Review: Assassin’s Creed Valhalla: Wrath of the Druids

Posted 4 months ago by Chris Carter
Assassin's Creed Valhalla: Wrath of the Druids

It’s more Valhalla, for better or worse

You want more Assassin’s Creed Valhalla?

Well you got it! And not much else.

Assassin's Creed Valhalla: Wrath of the Druids

Assassin’s Creed Valhalla: Wrath of the Druids (PC, PS4, PS5, Xbox One, Xbox Series X [reviewed])
Developer: Ubisoft Montreal
Publisher: Ubisoft
Released: May 13, 2021
MSRP: $24.99 (also part of the $39.99 season pass)

Assassin’s Creed DLC has historically been an interesting mix of the sacred and the profane: in a literal sense.

Some of it leaned heavily into the mythical elements of the series, perhaps best shown in the Atlantis episodes for Odyssey: whisking us away to a completely new biome that almost feels like we’ve been transported to a sequel. Other stories are more grounded, and have a penchant for presenting a duller blade. Wrath of the Druids is a clever mix of both, but never really rises to the occasion of either threshold.

Wrath of the Druids immediately plops players into a medium-sized Ireland map following a short intro embarkation questline. We’re given a stable connection to the zone very quickly (Eivor’s convenient cousin is a regional ruling king) and the main gist is submitted for your approval: a conflict between druids and the crown. So, more crown problems! When will these Valhalla NPCs ever learn to cede some power every now and then.

Ireland, as a gamified map, is a decent size. It benefits from not being so large that’s it’s a slog to get through, but it is rather samey from an environmental standpoint. Its loughs (lakes) give it some character, but for the most part, the flatland doesn’t really stand out, and I was constantly wondering if I had been somewhere before. It’s still beautiful though, just staring out into the sky and vistas, a testament to Valhalla‘s unsung art style, which often oozes more personality than its cast.

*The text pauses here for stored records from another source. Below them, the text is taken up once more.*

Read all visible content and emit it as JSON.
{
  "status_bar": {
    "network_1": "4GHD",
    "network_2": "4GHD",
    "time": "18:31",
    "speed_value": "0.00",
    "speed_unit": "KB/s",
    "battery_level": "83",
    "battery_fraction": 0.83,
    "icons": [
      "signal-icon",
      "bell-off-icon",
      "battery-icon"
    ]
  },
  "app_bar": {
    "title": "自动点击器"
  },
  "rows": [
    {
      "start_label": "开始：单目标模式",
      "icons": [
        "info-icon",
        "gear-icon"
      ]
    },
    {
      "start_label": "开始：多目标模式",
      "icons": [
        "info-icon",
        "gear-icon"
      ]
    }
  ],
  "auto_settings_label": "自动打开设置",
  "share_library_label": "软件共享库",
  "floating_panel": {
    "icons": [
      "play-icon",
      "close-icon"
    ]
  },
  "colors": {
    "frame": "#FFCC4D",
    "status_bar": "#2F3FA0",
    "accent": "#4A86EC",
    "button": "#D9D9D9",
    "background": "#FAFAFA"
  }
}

The DLC itself plays out like a side story from a core region in the main game. That works both to its benefit, while detracting from the narrative’s personality within the confines of this new untethered region. Wrath of the Druids‘ inherent disconnect from the main game isn’t strong enough to always stand on its own two feet, though it gets by, and a few of the new characters are worth following through to the end. Similarly, Wrath of the Druids‘ new mechanical additions don’t diverge too heavily, with the exception of a few abilities like the power to summon an Irish wolfhound into combat.

So about that fantastical angle? It kinda-sorta feeds into the idea of what I’m calling “Druid Drugs.” Entering areas (and scripted locations) with green mist allows for the conceit of unique character models, including horrifying creatures that are basically just Batman fear toxin hallucinations. These sequences are plentiful enough without overdoing it, and are some of the best portions of the DLC. I love how they don’t get too over the top, with one spoilery exception near the end. In what is becoming a theme of AC DLC, there’s also a new secret society to uncover, albeit a very shallow one with tertiary motivations.

If you’re looking for length, War of the Druids should last you around 10 hours for the critical path, with five-ish more after that to tie up all the loose ends, finish up the busywork, and conquer all the sidequests. I found myself wanting more: more druid stuff, more interesting characters, and a more diverse region. A lot of the subplots therein could have been substituted for any quest on Valhalla‘s “mainland.”

Wrath of the Druids is simply more Assassin’s Creed Valhalla, with a few added twists and some of the same baggage. The benefit of not swinging for the fences is that you’re getting more AC comfort food, even if it falls far short of a home run. For 25 bucks, you might need something a little more than that.

[This review is based on a retail build of the game provided by the publisher.]

6.5

Alright

Slightly above average or simply inoffensive. Fans of the genre should enjoy them a bit, but a fair few will be left unfulfilled.

Chris Carter
Reviews Director, Co-EIC - Chris has been enjoying Destructoid avidly since 2008. He finally decided to take the next step, make an account, and start blogging in January of 2009. Now, he's staff!